# What should be the result of subtracting a typical data from itself in E8361A?

Question asked by Joe89 on Apr 17, 2020
Latest reply on Apr 27, 2020 by uWHarry

Hi All,

I am using E8361A to measure S12 of a typical dual-polarized antenna (Isolation of ports). The frequency range is between 3-8 GHz. Let's consider that S12 is almost -30 dB (with a small amplitude deviation) within the frequency band. I use the "Trace Math", described here, to store the S12 to the memory (Data=>Memory). In the "Data Math" section, I choose (Data – Memory), as shown in the figure below.

So, the plotted result shows (S12 – S'12), which should be mathematically zero or -infinity in dB scale, because the setup, situation, etc. is the same as before, so S12 = S'12. It means that I have subtracted a typical data from itself.

However, the actual result is between -55dB and -75 dB, as shown in the figure below (the graph is plotted only for a limited bandwidth). Now, here is my question: Is this graph correct? Why the graph shows an average of -65 dB, while the dynamic range of the receiver is more than 100 dB?

First, I was expecting that the graph should be less than -100 (or close to the noise level of the device). Later, I thought the dynamic accuracy (or ADC resolution of the receiver) might not let the graph reduces further. For example, if S12 = -30 dB and S'12 = -29.85 dB, then  S12 – S'12 would be -65 dB (Note that "Data – Memory" is performed on linear data). This example shows there is an error of 0.15 dB between S12 and S'12. How can I reduce this error?
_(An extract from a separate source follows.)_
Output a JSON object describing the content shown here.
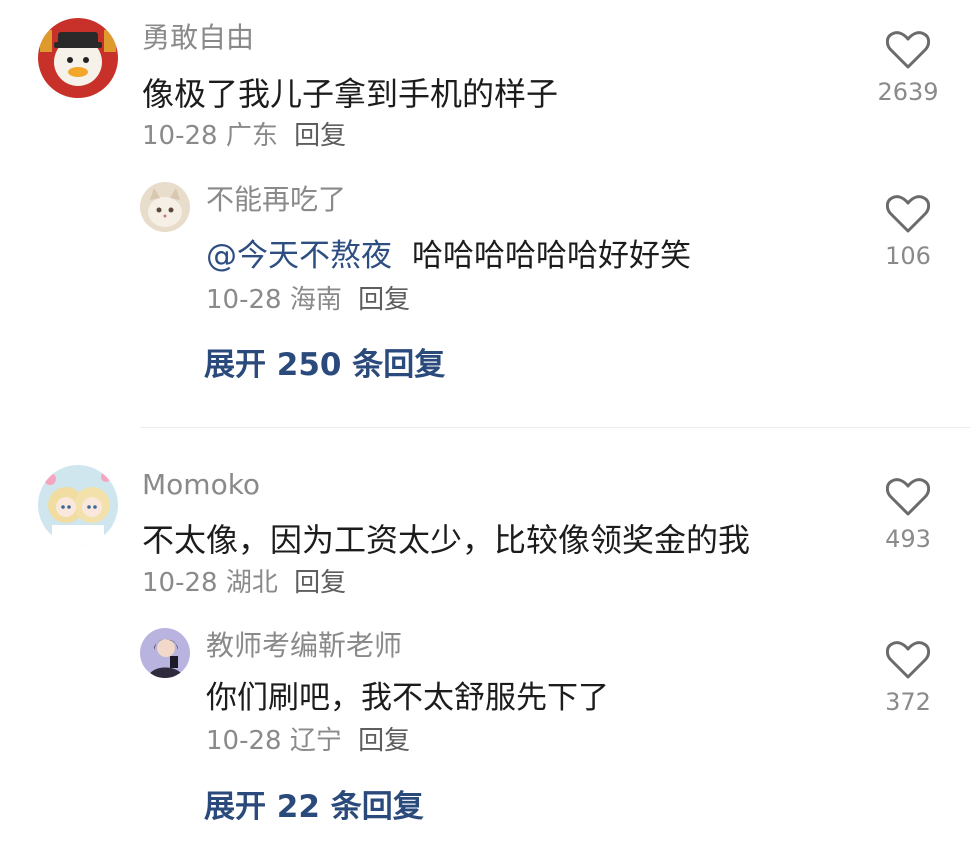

How can I estimate this error for other value S12 (like for S12 = -40 dB)?

Also, I have used an average factor at a very low IF bandwidth (e.g. 10 Hz), but the result did not change significantly (reduced by 2-5 dB).